● **What you are asked to do**:
Lines below that include the word "data" should each be copied.

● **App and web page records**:
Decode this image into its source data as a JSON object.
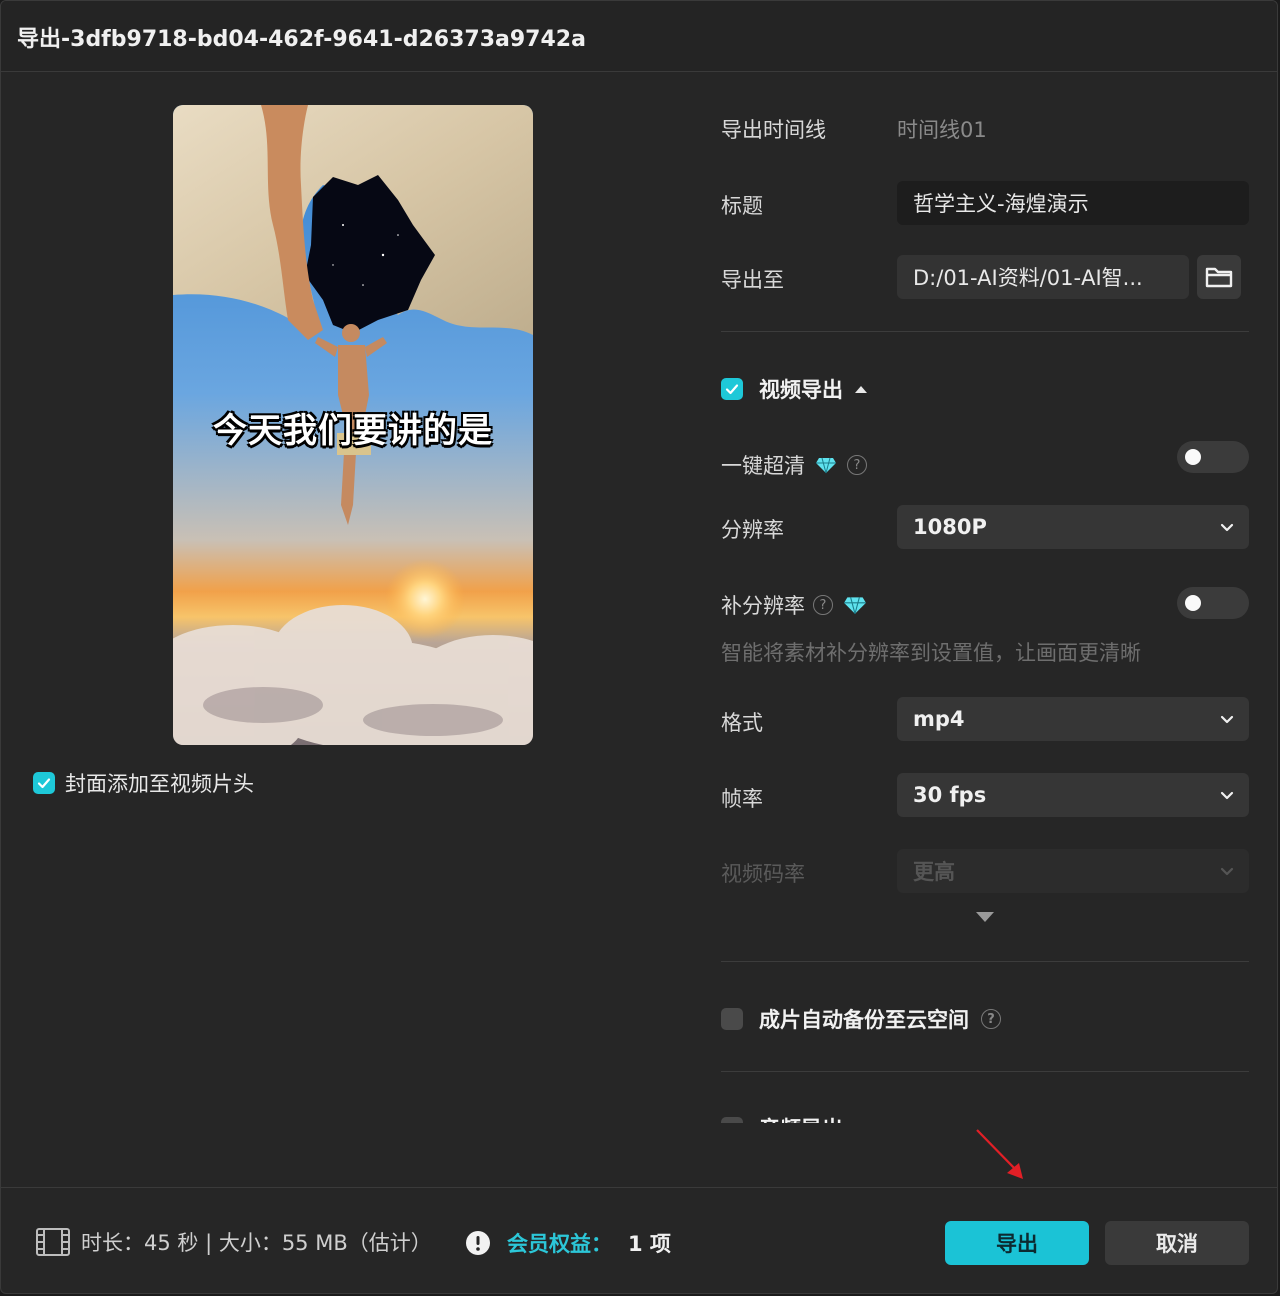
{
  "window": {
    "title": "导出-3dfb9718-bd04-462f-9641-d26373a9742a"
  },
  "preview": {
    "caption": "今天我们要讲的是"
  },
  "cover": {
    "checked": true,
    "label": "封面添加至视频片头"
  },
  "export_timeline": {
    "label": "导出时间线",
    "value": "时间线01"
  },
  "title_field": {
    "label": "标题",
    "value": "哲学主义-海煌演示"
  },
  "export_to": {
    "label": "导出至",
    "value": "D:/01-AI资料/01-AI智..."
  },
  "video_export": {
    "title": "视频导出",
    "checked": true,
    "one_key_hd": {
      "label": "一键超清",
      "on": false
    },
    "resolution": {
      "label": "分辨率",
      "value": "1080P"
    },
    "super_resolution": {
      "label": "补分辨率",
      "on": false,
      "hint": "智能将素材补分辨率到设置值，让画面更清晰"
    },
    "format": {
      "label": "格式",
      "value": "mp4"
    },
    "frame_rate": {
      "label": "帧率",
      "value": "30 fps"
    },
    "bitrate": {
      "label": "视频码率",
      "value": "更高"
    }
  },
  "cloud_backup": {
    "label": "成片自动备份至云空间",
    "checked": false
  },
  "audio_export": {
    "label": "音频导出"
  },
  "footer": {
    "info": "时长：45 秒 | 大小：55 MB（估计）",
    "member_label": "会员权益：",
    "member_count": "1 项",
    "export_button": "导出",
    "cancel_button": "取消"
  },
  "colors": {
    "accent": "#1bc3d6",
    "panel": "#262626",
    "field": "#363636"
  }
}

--

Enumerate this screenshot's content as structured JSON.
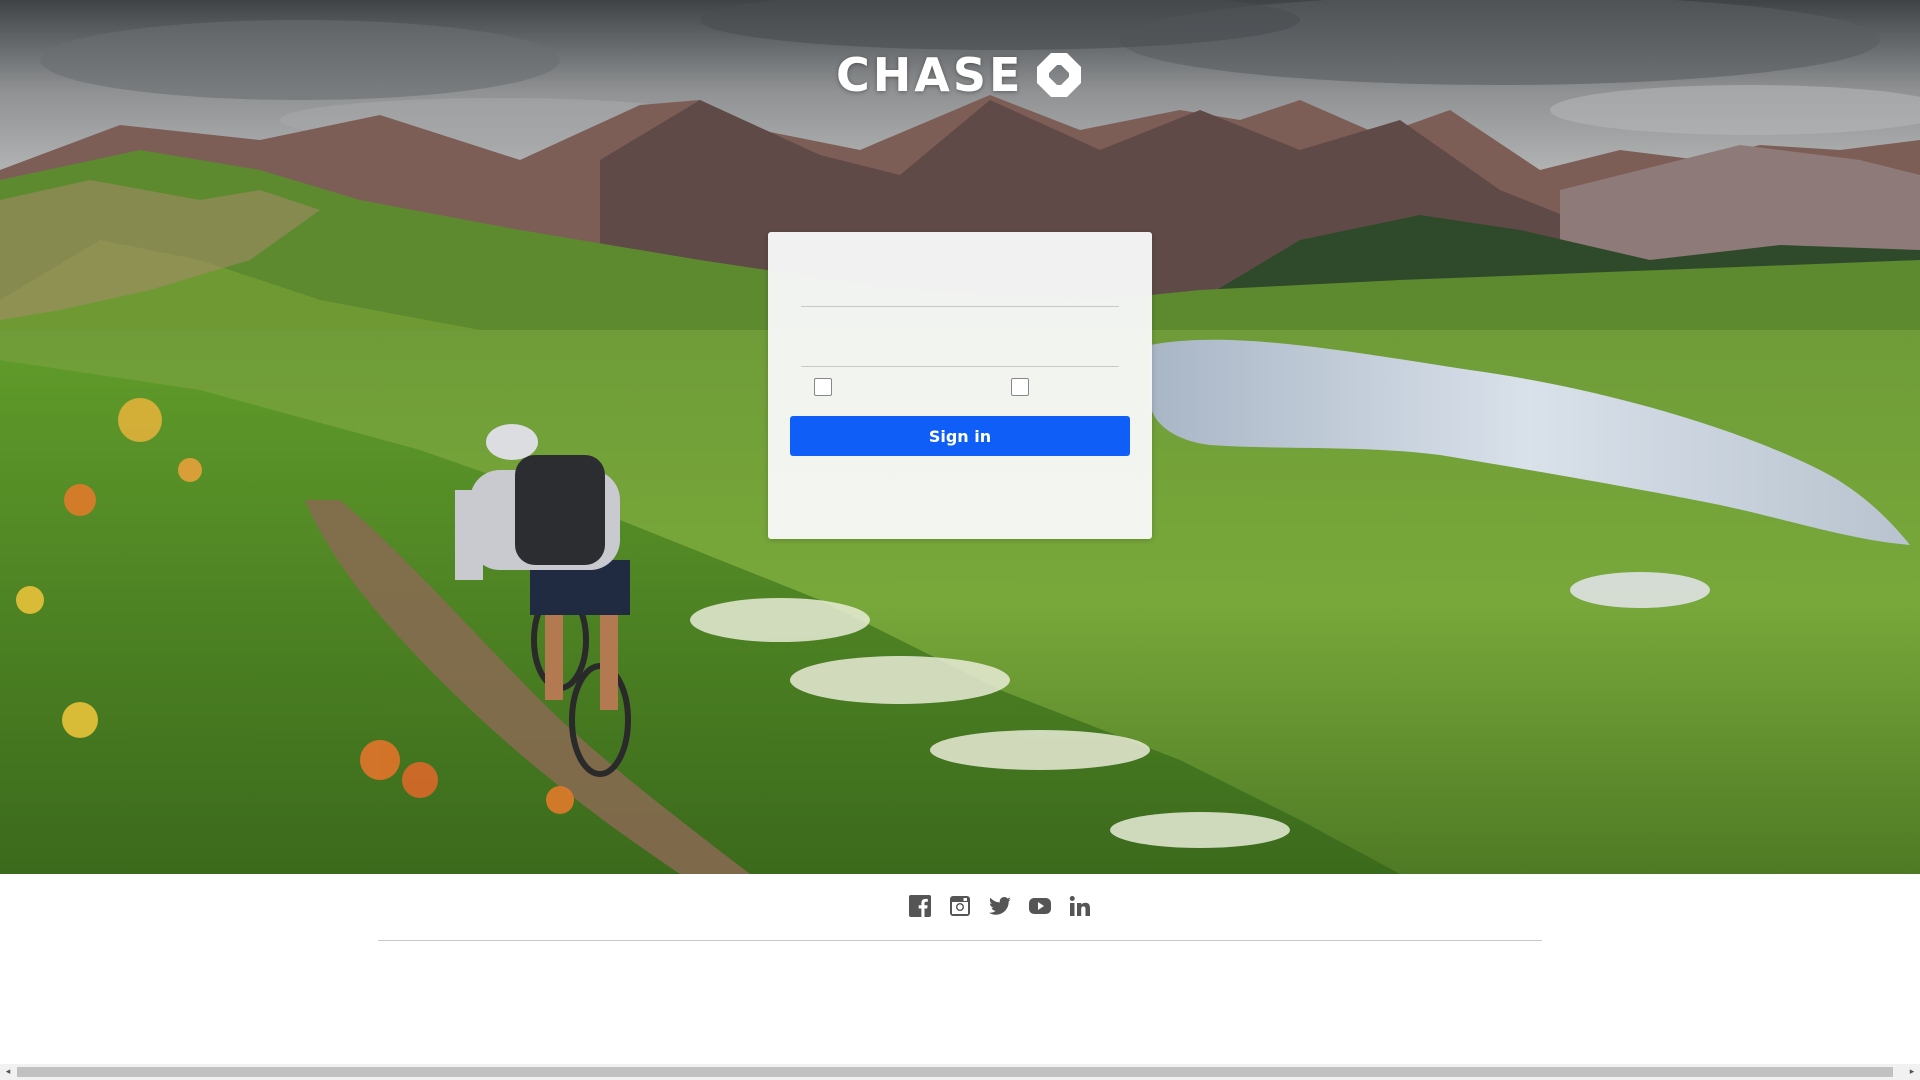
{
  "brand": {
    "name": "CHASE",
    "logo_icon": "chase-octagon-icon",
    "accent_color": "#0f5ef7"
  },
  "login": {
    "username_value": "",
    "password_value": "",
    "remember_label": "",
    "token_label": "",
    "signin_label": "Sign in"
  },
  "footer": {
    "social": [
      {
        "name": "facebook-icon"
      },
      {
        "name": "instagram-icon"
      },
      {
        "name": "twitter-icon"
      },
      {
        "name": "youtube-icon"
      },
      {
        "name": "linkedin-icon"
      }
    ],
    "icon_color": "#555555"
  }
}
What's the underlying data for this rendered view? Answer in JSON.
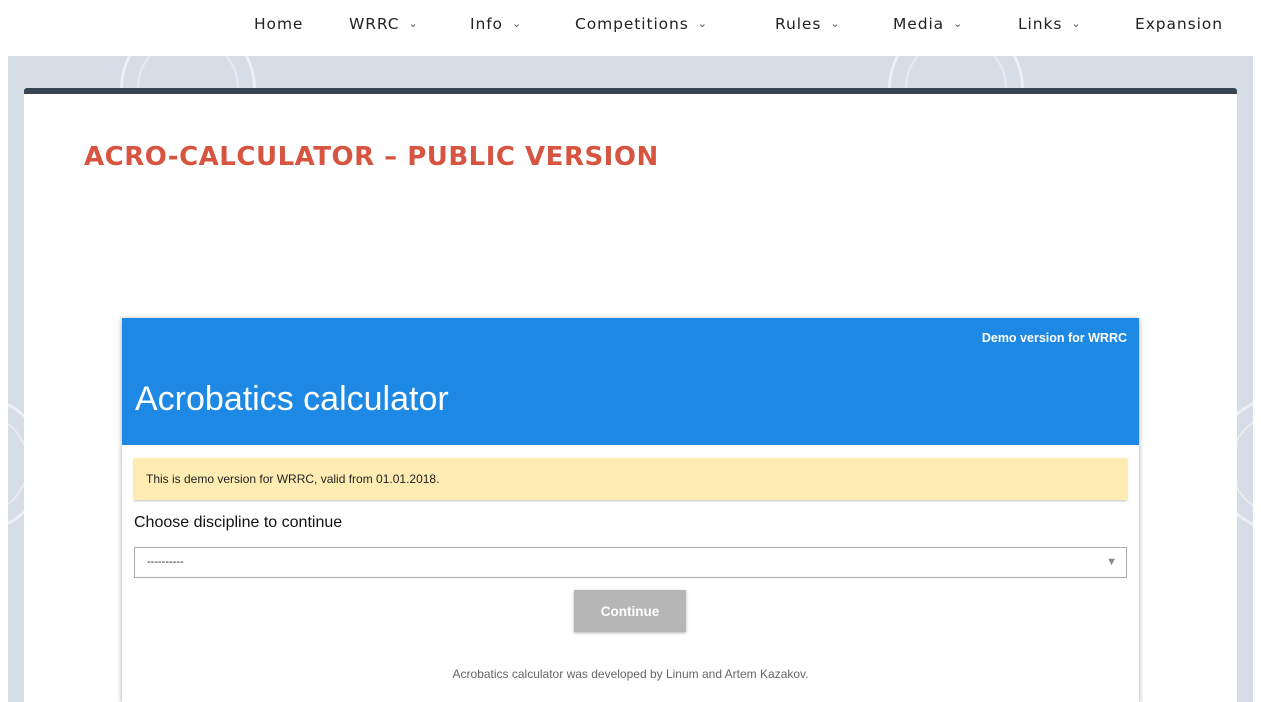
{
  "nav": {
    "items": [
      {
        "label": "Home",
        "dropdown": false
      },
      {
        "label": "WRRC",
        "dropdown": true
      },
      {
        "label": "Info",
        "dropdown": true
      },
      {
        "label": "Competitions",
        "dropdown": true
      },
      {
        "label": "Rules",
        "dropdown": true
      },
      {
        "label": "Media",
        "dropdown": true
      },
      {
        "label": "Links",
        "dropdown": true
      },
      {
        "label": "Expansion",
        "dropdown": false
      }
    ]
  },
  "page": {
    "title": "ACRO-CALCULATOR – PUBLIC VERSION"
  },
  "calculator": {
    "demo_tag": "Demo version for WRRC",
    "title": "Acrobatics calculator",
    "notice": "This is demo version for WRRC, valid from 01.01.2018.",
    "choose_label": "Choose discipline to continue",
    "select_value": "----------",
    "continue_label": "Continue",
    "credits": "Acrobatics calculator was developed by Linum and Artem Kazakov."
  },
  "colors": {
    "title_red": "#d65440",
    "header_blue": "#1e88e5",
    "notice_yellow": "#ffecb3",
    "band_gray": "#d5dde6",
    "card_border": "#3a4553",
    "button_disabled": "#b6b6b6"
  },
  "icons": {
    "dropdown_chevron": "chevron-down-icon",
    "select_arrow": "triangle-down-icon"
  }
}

● **Expected answer**:
Decode this image into its source data as a JSON object.
What's the underlying data for this rendered view? Answer in JSON.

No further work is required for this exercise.